Exercise requirements: Look through the records below, and copy out every line that holds the string "olamiz".

Saved entries
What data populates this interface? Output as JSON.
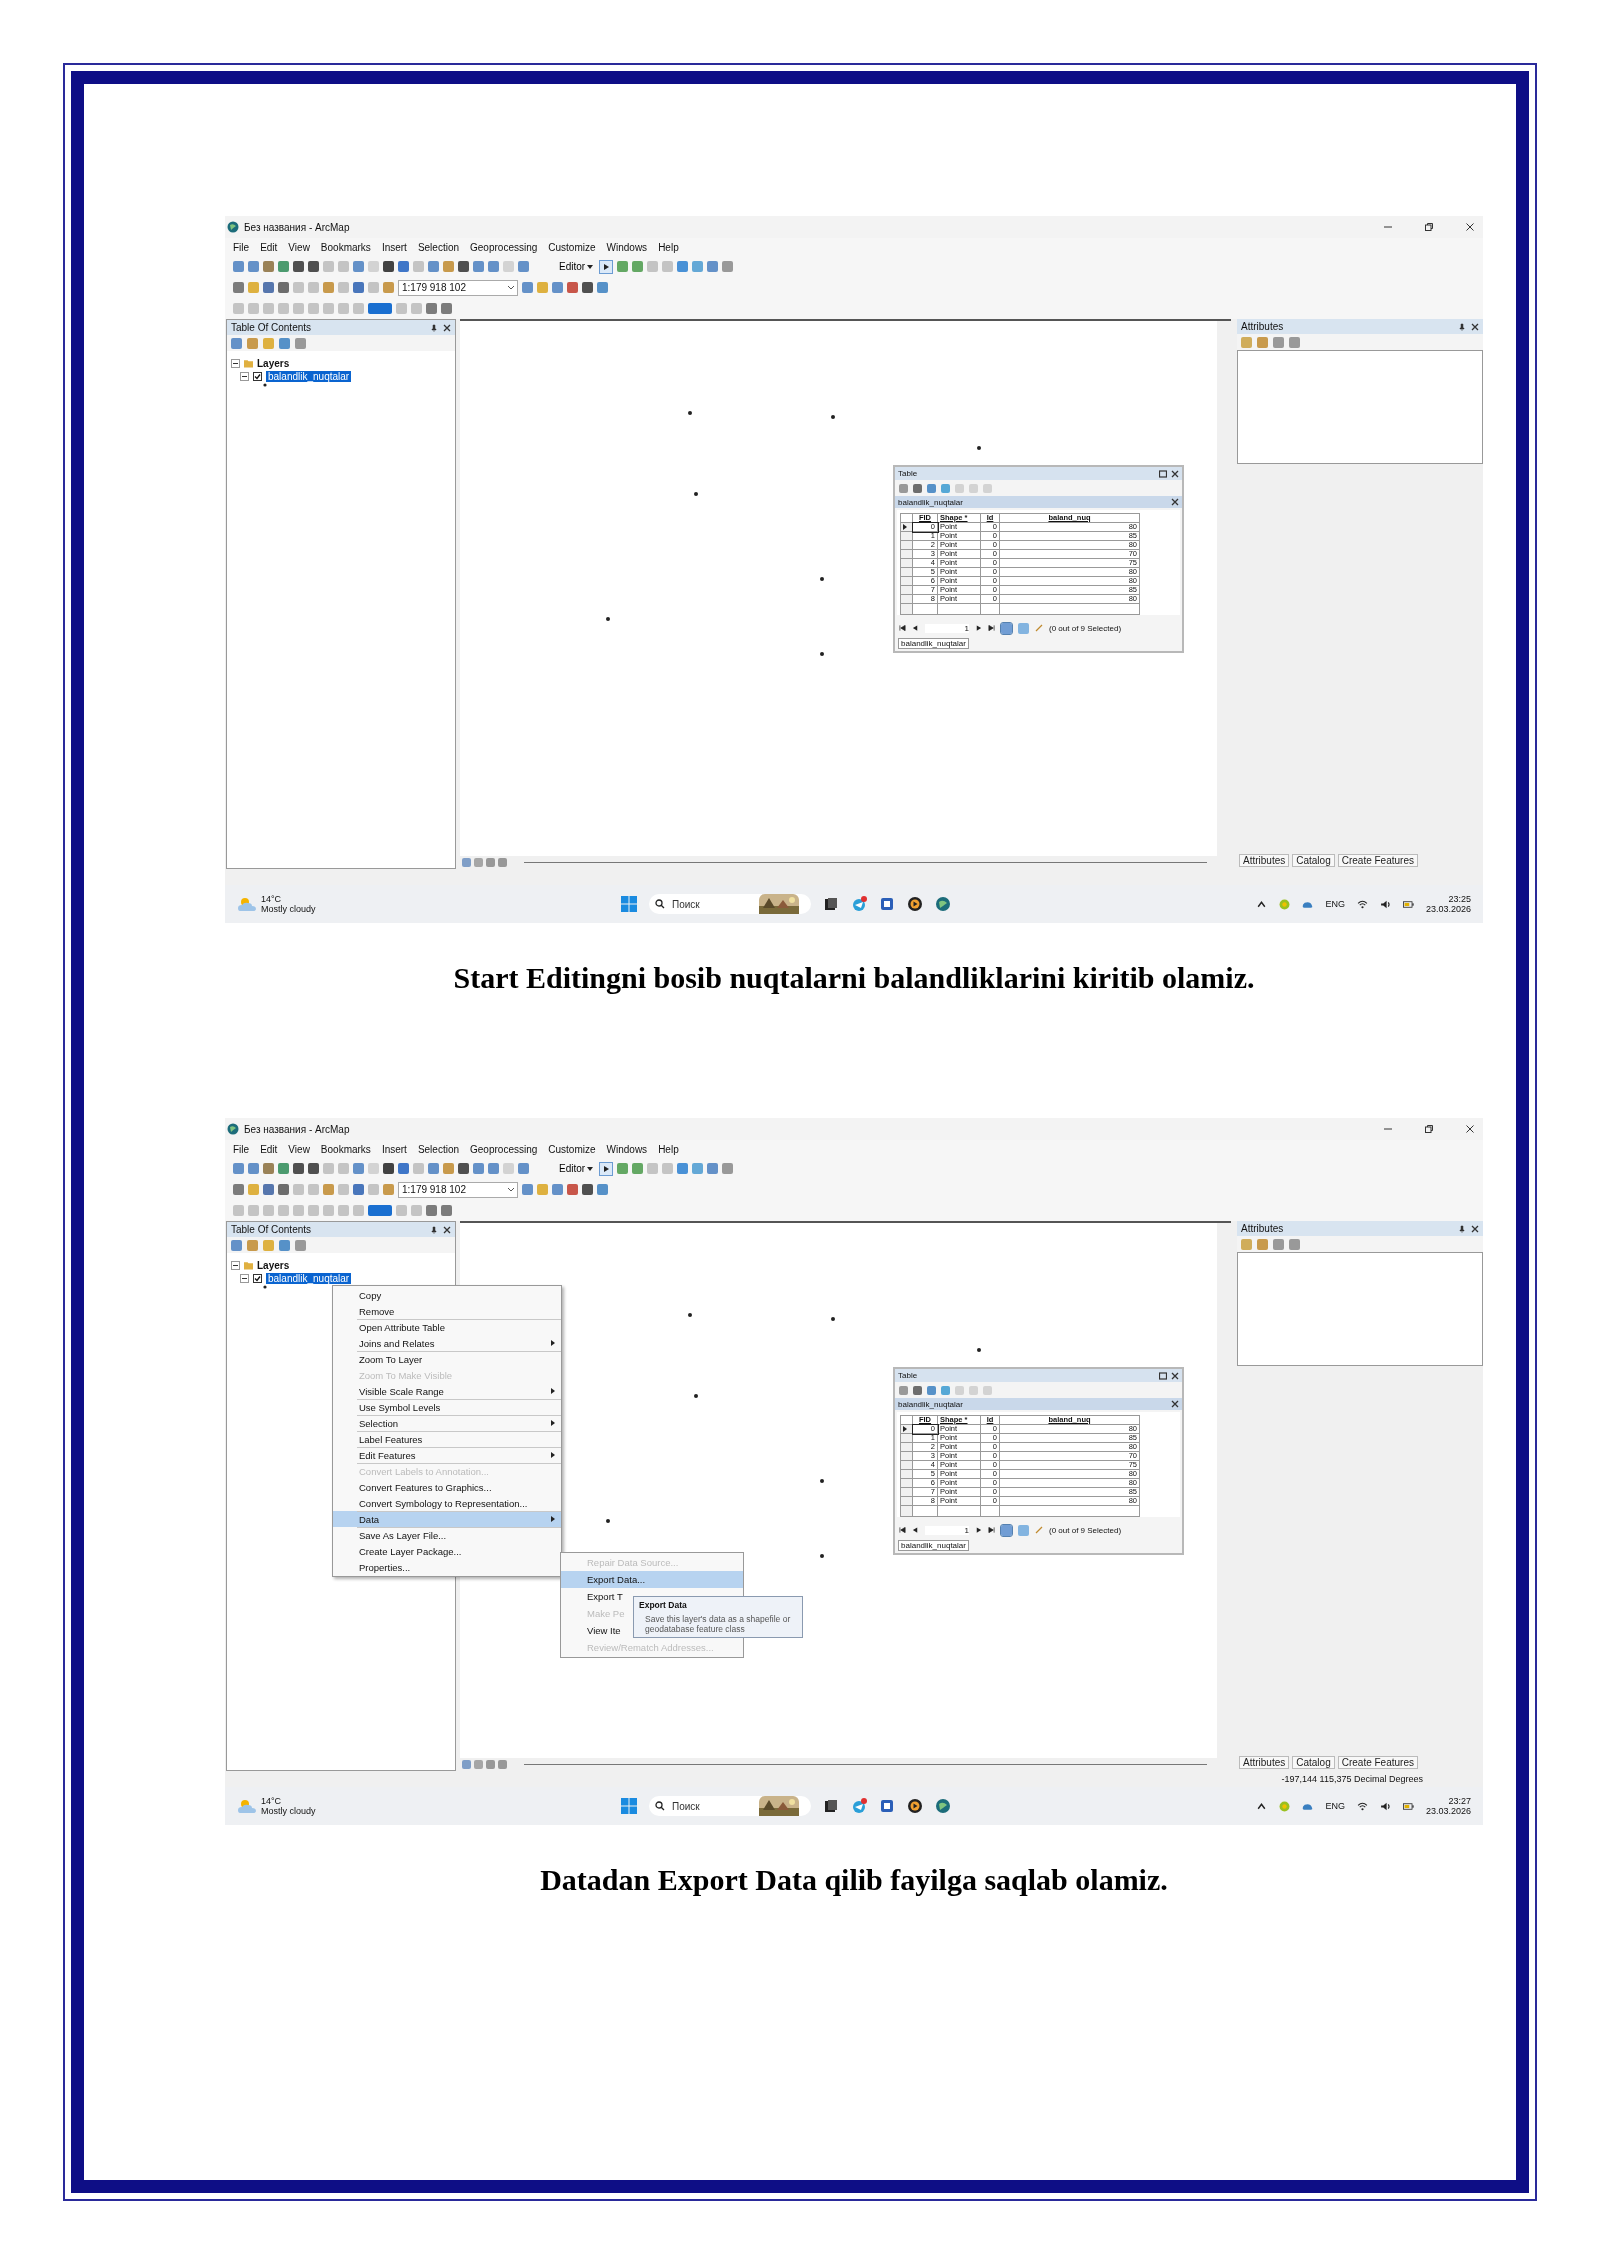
{
  "sections": [
    {
      "screenshot": {
        "window": {
          "title": "Без названия - ArcMap"
        },
        "menu": [
          "File",
          "Edit",
          "View",
          "Bookmarks",
          "Insert",
          "Selection",
          "Geoprocessing",
          "Customize",
          "Windows",
          "Help"
        ],
        "editor_label": "Editor",
        "scale": "1:179 918 102",
        "toc": {
          "title": "Table Of Contents",
          "root": "Layers",
          "layer": {
            "name": "balandlik_nuqtalar",
            "checked": true,
            "selected": true
          }
        },
        "attributes": {
          "title": "Attributes"
        },
        "table": {
          "title": "Table",
          "layer_title": "balandlik_nuqtalar",
          "columns": [
            "FID",
            "Shape *",
            "Id",
            "baland_nuq"
          ],
          "rows": [
            {
              "cells": [
                "0",
                "Point",
                "0",
                "80"
              ],
              "current": true
            },
            {
              "cells": [
                "1",
                "Point",
                "0",
                "85"
              ],
              "current": false
            },
            {
              "cells": [
                "2",
                "Point",
                "0",
                "80"
              ],
              "current": false
            },
            {
              "cells": [
                "3",
                "Point",
                "0",
                "70"
              ],
              "current": false
            },
            {
              "cells": [
                "4",
                "Point",
                "0",
                "75"
              ],
              "current": false
            },
            {
              "cells": [
                "5",
                "Point",
                "0",
                "80"
              ],
              "current": false
            },
            {
              "cells": [
                "6",
                "Point",
                "0",
                "80"
              ],
              "current": false
            },
            {
              "cells": [
                "7",
                "Point",
                "0",
                "85"
              ],
              "current": false
            },
            {
              "cells": [
                "8",
                "Point",
                "0",
                "80"
              ],
              "current": false
            }
          ],
          "page": "1",
          "selection": "(0 out of 9 Selected)",
          "tab": "balandlik_nuqtalar"
        },
        "dock_tabs": [
          "Attributes",
          "Catalog",
          "Create Features"
        ],
        "taskbar": {
          "temperature": "14°C",
          "weather": "Mostly cloudy",
          "search_placeholder": "Поиск",
          "language": "ENG",
          "time": "23:25",
          "date": "23.03.2026"
        }
      },
      "caption": "Start Editingni bosib nuqtalarni balandliklarini kiritib olamiz."
    },
    {
      "screenshot": {
        "window": {
          "title": "Без названия - ArcMap"
        },
        "menu": [
          "File",
          "Edit",
          "View",
          "Bookmarks",
          "Insert",
          "Selection",
          "Geoprocessing",
          "Customize",
          "Windows",
          "Help"
        ],
        "editor_label": "Editor",
        "scale": "1:179 918 102",
        "toc": {
          "title": "Table Of Contents",
          "root": "Layers",
          "layer": {
            "name": "balandlik_nuqtalar",
            "checked": true,
            "selected": true
          }
        },
        "attributes": {
          "title": "Attributes"
        },
        "table": {
          "title": "Table",
          "layer_title": "balandlik_nuqtalar",
          "columns": [
            "FID",
            "Shape *",
            "Id",
            "baland_nuq"
          ],
          "rows": [
            {
              "cells": [
                "0",
                "Point",
                "0",
                "80"
              ],
              "current": true
            },
            {
              "cells": [
                "1",
                "Point",
                "0",
                "85"
              ],
              "current": false
            },
            {
              "cells": [
                "2",
                "Point",
                "0",
                "80"
              ],
              "current": false
            },
            {
              "cells": [
                "3",
                "Point",
                "0",
                "70"
              ],
              "current": false
            },
            {
              "cells": [
                "4",
                "Point",
                "0",
                "75"
              ],
              "current": false
            },
            {
              "cells": [
                "5",
                "Point",
                "0",
                "80"
              ],
              "current": false
            },
            {
              "cells": [
                "6",
                "Point",
                "0",
                "80"
              ],
              "current": false
            },
            {
              "cells": [
                "7",
                "Point",
                "0",
                "85"
              ],
              "current": false
            },
            {
              "cells": [
                "8",
                "Point",
                "0",
                "80"
              ],
              "current": false
            }
          ],
          "page": "1",
          "selection": "(0 out of 9 Selected)",
          "tab": "balandlik_nuqtalar"
        },
        "dock_tabs": [
          "Attributes",
          "Catalog",
          "Create Features"
        ],
        "status": "-197,144  115,375 Decimal Degrees",
        "context_menu": [
          {
            "label": "Copy",
            "disabled": false,
            "selected": false,
            "submenu": false,
            "separator_before": false
          },
          {
            "label": "Remove",
            "disabled": false,
            "selected": false,
            "submenu": false,
            "separator_before": false
          },
          {
            "label": "Open Attribute Table",
            "disabled": false,
            "selected": false,
            "submenu": false,
            "separator_before": true
          },
          {
            "label": "Joins and Relates",
            "disabled": false,
            "selected": false,
            "submenu": true,
            "separator_before": false
          },
          {
            "label": "Zoom To Layer",
            "disabled": false,
            "selected": false,
            "submenu": false,
            "separator_before": true
          },
          {
            "label": "Zoom To Make Visible",
            "disabled": true,
            "selected": false,
            "submenu": false,
            "separator_before": false
          },
          {
            "label": "Visible Scale Range",
            "disabled": false,
            "selected": false,
            "submenu": true,
            "separator_before": false
          },
          {
            "label": "Use Symbol Levels",
            "disabled": false,
            "selected": false,
            "submenu": false,
            "separator_before": true
          },
          {
            "label": "Selection",
            "disabled": false,
            "selected": false,
            "submenu": true,
            "separator_before": true
          },
          {
            "label": "Label Features",
            "disabled": false,
            "selected": false,
            "submenu": false,
            "separator_before": true
          },
          {
            "label": "Edit Features",
            "disabled": false,
            "selected": false,
            "submenu": true,
            "separator_before": true
          },
          {
            "label": "Convert Labels to Annotation...",
            "disabled": true,
            "selected": false,
            "submenu": false,
            "separator_before": true
          },
          {
            "label": "Convert Features to Graphics...",
            "disabled": false,
            "selected": false,
            "submenu": false,
            "separator_before": false
          },
          {
            "label": "Convert Symbology to Representation...",
            "disabled": false,
            "selected": false,
            "submenu": false,
            "separator_before": false
          },
          {
            "label": "Data",
            "disabled": false,
            "selected": true,
            "submenu": true,
            "separator_before": true
          },
          {
            "label": "Save As Layer File...",
            "disabled": false,
            "selected": false,
            "submenu": false,
            "separator_before": true
          },
          {
            "label": "Create Layer Package...",
            "disabled": false,
            "selected": false,
            "submenu": false,
            "separator_before": false
          },
          {
            "label": "Properties...",
            "disabled": false,
            "selected": false,
            "submenu": false,
            "separator_before": false
          }
        ],
        "submenu": [
          {
            "label": "Repair Data Source...",
            "disabled": true,
            "selected": false
          },
          {
            "label": "Export Data...",
            "disabled": false,
            "selected": true
          },
          {
            "label": "Export T",
            "disabled": false,
            "selected": false
          },
          {
            "label": "Make Pe",
            "disabled": true,
            "selected": false
          },
          {
            "label": "View Ite",
            "disabled": false,
            "selected": false
          },
          {
            "label": "Review/Rematch Addresses...",
            "disabled": true,
            "selected": false
          }
        ],
        "tooltip": {
          "title": "Export Data",
          "text": "Save this layer's data as a shapefile or geodatabase feature class"
        },
        "taskbar": {
          "temperature": "14°C",
          "weather": "Mostly cloudy",
          "search_placeholder": "Поиск",
          "language": "ENG",
          "time": "23:27",
          "date": "23.03.2026"
        }
      },
      "caption": "Datadan Export Data qilib fayilga saqlab olamiz."
    }
  ]
}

Reply to the task:
      "caption": "Start Editingni bosib nuqtalarni balandliklarini kiritib olamiz."
      "caption": "Datadan Export Data qilib fayilga saqlab olamiz."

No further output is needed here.